Story: Big-Name Distro DisenchantmentTotal Replies: 6
Author Content

Aug 14, 2009
3:55 PM EDT
Fedora is still very much run by volunteers. And Ubuntu too.

When even the most basic facts are wrong, the rest is not even worth looking at.

Aug 14, 2009
5:15 PM EDT
Yeah, there's a lot wrong with the article. Even if we accept the idea that their corporate roots strongly influence Fedora, OpenSUSE and Ubuntu, it's not like the only choices are corporate distros or one man hobby distros. My three desktop favorites at the moment are none of the above.

VectorLinux has a team of volunteer devs. There is some income and I assume it goes to a few core people but mostly it's a group of volunteers, not a one-man show.

Pardus is mainly produced in academia with funding from the Turkish government. As such it is well funded but not corporate.

Wolvix is produced by three developers AFAIK, with a stated goal of recruiting more. Think VectorLinux in miniature with no discernible source of income. That makes it a hobbyist project.

I would also point out that neither Wolvix nor Vector would be suitable for a business desktop because of their lack of corporate or institutional backing which can, in turn, provide and fulfill support contracts. There are advantages, even for home users, in knowing that a project has backing.

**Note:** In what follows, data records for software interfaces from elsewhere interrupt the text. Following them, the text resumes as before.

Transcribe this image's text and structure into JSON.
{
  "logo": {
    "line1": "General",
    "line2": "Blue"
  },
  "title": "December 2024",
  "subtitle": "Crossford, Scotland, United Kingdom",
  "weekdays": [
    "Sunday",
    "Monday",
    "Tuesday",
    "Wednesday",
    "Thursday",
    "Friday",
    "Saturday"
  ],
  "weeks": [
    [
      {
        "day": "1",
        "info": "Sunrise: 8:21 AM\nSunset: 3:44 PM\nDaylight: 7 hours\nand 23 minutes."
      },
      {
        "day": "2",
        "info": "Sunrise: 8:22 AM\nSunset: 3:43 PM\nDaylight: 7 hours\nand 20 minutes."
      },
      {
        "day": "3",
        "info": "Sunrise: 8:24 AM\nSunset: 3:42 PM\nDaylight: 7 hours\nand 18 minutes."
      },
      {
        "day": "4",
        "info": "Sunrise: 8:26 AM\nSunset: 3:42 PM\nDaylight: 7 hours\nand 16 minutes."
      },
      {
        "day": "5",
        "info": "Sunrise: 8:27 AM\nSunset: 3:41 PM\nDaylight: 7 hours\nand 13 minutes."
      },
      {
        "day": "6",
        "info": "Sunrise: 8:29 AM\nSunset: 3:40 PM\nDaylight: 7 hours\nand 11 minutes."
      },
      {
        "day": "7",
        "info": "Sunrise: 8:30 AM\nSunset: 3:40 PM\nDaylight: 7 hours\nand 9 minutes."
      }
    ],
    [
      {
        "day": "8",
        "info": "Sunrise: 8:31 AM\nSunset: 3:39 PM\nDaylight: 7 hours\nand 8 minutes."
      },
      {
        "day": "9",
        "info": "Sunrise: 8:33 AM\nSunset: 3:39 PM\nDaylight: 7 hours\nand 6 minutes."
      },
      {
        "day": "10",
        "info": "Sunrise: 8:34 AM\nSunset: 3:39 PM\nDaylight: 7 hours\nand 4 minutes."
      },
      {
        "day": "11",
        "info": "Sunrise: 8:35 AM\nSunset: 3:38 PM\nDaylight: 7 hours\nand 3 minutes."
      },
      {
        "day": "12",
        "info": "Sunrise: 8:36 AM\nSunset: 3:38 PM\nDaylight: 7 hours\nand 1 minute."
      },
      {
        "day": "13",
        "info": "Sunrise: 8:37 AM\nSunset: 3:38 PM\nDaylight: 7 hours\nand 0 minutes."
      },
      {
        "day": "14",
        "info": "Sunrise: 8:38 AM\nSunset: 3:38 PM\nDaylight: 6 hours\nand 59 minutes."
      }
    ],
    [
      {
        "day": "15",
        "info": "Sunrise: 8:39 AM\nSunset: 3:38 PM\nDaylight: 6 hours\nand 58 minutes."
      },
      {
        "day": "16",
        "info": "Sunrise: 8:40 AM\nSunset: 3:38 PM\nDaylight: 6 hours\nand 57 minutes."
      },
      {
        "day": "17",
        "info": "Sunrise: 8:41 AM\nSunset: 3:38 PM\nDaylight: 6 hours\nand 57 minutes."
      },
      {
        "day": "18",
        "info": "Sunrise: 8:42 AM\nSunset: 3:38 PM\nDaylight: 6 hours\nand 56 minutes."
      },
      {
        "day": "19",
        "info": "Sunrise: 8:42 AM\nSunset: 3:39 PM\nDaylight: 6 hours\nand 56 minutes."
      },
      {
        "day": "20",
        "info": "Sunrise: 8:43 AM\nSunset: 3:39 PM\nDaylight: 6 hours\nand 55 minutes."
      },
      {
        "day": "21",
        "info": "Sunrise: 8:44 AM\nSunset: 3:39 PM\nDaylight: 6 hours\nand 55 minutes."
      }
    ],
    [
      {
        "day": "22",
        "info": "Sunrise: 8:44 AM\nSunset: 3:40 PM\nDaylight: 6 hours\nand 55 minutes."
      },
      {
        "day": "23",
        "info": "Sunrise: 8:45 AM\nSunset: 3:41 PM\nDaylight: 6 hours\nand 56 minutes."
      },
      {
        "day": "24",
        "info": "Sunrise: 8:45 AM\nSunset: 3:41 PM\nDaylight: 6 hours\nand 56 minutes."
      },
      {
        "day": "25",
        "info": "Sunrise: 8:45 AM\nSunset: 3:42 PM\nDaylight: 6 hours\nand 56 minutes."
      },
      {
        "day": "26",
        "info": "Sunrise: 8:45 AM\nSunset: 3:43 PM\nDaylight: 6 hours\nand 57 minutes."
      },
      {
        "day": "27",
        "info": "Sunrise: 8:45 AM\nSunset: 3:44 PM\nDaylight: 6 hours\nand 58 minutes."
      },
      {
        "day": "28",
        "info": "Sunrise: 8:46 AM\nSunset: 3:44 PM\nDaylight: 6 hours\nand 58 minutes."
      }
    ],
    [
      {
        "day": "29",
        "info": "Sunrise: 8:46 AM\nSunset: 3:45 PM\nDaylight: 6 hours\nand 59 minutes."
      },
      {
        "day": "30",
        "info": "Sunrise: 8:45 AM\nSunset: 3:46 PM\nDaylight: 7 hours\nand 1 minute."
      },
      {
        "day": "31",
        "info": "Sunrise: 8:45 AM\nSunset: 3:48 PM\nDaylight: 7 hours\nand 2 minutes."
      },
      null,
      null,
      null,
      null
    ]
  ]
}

Aug 14, 2009
7:19 PM EDT
Wolvix is just too good -- it's one of my very favorites and solves 90 percent of the issues I have with plain Slackware. But the lack of a bigger organization does dampen my enthusiasm for it ...

... I just read the article that sparked this thread. Again, there's no there there. The guy seems to slam Fedora, Ubuntu and Mandriva, then says how great they are for reducing boot times, then slams them for not automatically playing MP3s, then says some 'one-man' downstream distros that play everything are better on the desktop but then declines to name even one.

If I were a fisherman, I'd throw that one back in the water until it got bigger ...


Aug 14, 2009
8:32 PM EDT
Among other things, he should realize that the Broadcom drivers cannot legally be included with the distro.

Aug 14, 2009
8:38 PM EDT
Quoting:Among other things, he should realize that the Broadcom drivers cannot legally be included with the distro.
... in many but not all countries. Sadly the US is one of those where most broadcom drivers cant be.

*note* broadcom was forced to release a few of their drivers a few years ago.

*edit* http://www.broadcom.com/support/ethernet_nic/faq_drivers.php... */edit*

Aug 15, 2009
9:21 PM EDT
@bigg, azerthoth: This article is just one of those which proves that you don't have to know much of anything about a subject to write about it. Sad, really.

Aug 16, 2009
2:27 PM EDT
I wouldn't be upset about Broadcom, since it's easy enough to throw their chips away. But, and it's a big but, the last laptop with a Broadcom card that I had to work with was crippled so that only that card would be recognized by the laptop's BIOS.

Put an Atheros-based card in, and poof! No wifi card. "lspci" just skips that slot.

Chalk up another lesson in "don't buy unless they let me boot Knoppix first".

Posting in this forum is limited to members of the group: [ForumMods, SITEADMINS, MEMBERS.]

Becoming a member of LXer is easy and free. Join Us!